# [PROBLEM DETAILS]
Please find all lines in the data that hold the string "loops" and copy them.

# [THE RECORDS]
++++++++
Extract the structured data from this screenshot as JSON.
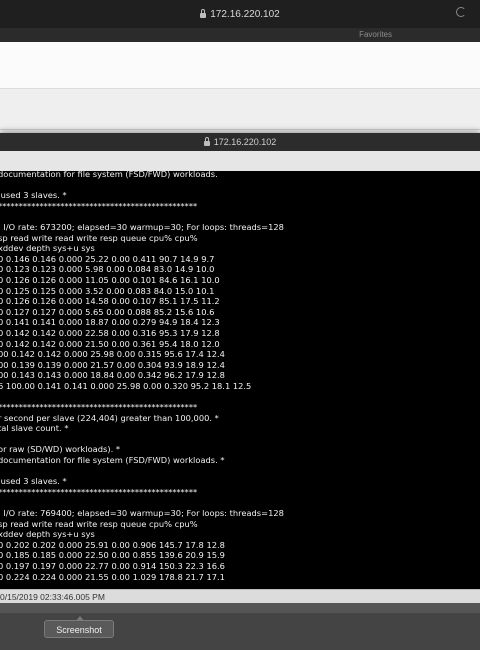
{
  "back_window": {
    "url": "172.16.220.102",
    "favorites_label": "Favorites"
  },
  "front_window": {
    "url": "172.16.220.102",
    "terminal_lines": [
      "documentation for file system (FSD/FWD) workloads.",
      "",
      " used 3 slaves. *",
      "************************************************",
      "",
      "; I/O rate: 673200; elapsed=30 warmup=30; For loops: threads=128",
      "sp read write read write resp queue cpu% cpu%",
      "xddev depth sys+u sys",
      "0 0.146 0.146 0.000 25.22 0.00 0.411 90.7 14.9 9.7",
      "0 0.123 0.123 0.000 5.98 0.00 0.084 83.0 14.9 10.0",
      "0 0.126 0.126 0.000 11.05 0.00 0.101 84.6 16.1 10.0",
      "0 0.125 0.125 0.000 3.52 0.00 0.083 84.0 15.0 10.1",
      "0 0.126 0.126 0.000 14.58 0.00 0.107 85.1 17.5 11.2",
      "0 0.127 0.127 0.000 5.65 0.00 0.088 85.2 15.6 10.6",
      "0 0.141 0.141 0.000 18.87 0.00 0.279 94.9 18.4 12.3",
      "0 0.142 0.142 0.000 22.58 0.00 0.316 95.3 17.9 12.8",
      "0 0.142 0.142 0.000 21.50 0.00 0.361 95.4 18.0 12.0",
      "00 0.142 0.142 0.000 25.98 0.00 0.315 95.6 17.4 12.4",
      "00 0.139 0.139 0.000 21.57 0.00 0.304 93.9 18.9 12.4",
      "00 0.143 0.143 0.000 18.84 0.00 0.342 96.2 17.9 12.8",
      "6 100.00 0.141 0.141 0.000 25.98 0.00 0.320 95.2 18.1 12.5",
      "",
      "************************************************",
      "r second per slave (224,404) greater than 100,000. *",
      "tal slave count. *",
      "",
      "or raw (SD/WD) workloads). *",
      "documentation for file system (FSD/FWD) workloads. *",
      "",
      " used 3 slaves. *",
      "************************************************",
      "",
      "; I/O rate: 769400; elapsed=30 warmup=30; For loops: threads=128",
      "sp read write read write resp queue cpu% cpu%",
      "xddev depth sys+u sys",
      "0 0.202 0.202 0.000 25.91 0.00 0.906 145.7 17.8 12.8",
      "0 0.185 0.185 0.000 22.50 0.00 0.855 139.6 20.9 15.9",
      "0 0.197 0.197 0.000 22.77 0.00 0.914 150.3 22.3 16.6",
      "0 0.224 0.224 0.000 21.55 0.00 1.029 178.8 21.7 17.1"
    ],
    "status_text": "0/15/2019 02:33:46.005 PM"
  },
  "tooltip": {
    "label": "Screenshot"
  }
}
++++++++
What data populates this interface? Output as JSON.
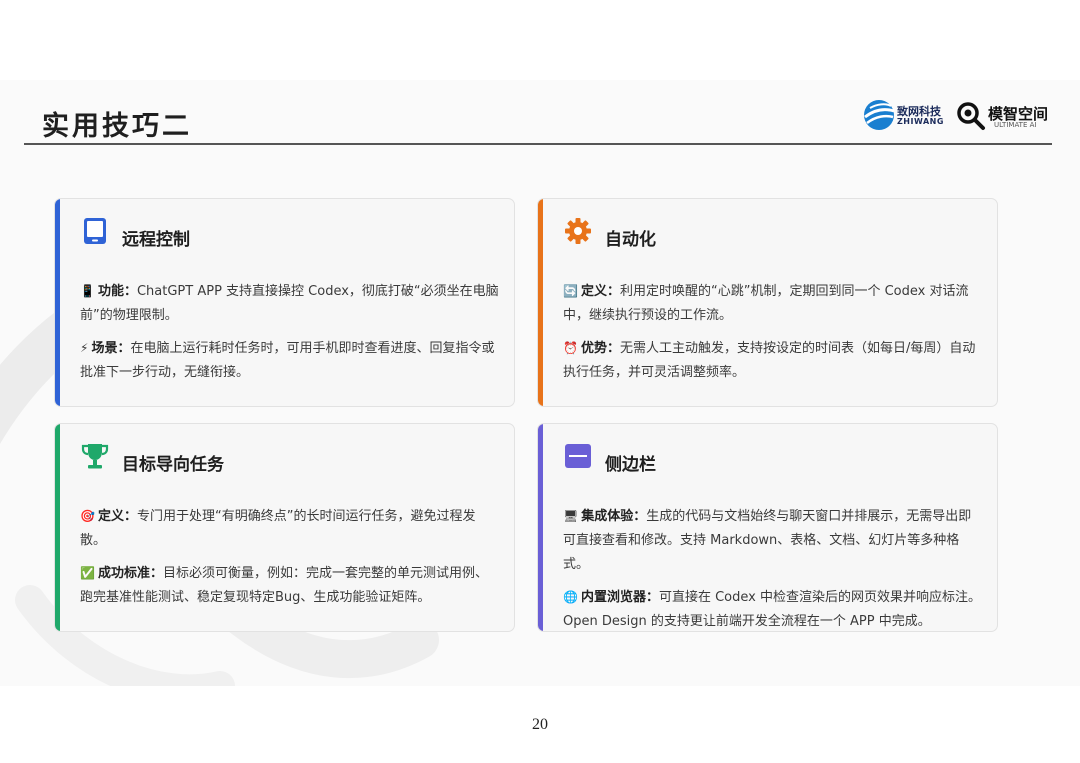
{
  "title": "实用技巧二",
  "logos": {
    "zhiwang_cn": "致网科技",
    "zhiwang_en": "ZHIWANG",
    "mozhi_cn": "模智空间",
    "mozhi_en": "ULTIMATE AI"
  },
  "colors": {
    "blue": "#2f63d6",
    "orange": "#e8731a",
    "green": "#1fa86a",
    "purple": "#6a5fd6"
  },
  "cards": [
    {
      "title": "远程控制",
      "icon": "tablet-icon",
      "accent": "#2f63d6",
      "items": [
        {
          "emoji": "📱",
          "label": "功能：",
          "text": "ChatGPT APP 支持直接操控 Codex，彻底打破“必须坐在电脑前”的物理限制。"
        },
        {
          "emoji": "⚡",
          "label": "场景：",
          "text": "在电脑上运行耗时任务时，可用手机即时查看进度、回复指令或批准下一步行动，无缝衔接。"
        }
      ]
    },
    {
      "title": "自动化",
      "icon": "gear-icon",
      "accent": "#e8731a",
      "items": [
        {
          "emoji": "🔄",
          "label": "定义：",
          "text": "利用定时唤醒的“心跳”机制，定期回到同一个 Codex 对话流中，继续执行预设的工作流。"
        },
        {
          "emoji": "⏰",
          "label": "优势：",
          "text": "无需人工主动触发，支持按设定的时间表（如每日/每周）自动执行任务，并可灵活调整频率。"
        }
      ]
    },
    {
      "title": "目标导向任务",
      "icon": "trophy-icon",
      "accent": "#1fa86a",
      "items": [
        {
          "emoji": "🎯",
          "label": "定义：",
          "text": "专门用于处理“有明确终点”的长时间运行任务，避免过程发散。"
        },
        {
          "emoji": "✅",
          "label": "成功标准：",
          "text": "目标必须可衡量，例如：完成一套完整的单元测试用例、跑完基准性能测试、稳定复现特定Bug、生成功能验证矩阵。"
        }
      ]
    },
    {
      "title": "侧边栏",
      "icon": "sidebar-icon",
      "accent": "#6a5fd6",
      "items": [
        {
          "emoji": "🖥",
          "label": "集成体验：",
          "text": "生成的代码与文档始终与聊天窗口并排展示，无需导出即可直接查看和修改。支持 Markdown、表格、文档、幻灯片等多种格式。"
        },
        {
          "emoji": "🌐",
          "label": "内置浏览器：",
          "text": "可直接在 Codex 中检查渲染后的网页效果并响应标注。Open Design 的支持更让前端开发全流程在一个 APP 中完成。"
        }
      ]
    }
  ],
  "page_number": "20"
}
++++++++
# [RESULT OF THIS TASK]
      "; I/O rate: 673200; elapsed=30 warmup=30; For loops: threads=128",
      "; I/O rate: 769400; elapsed=30 warmup=30; For loops: threads=128",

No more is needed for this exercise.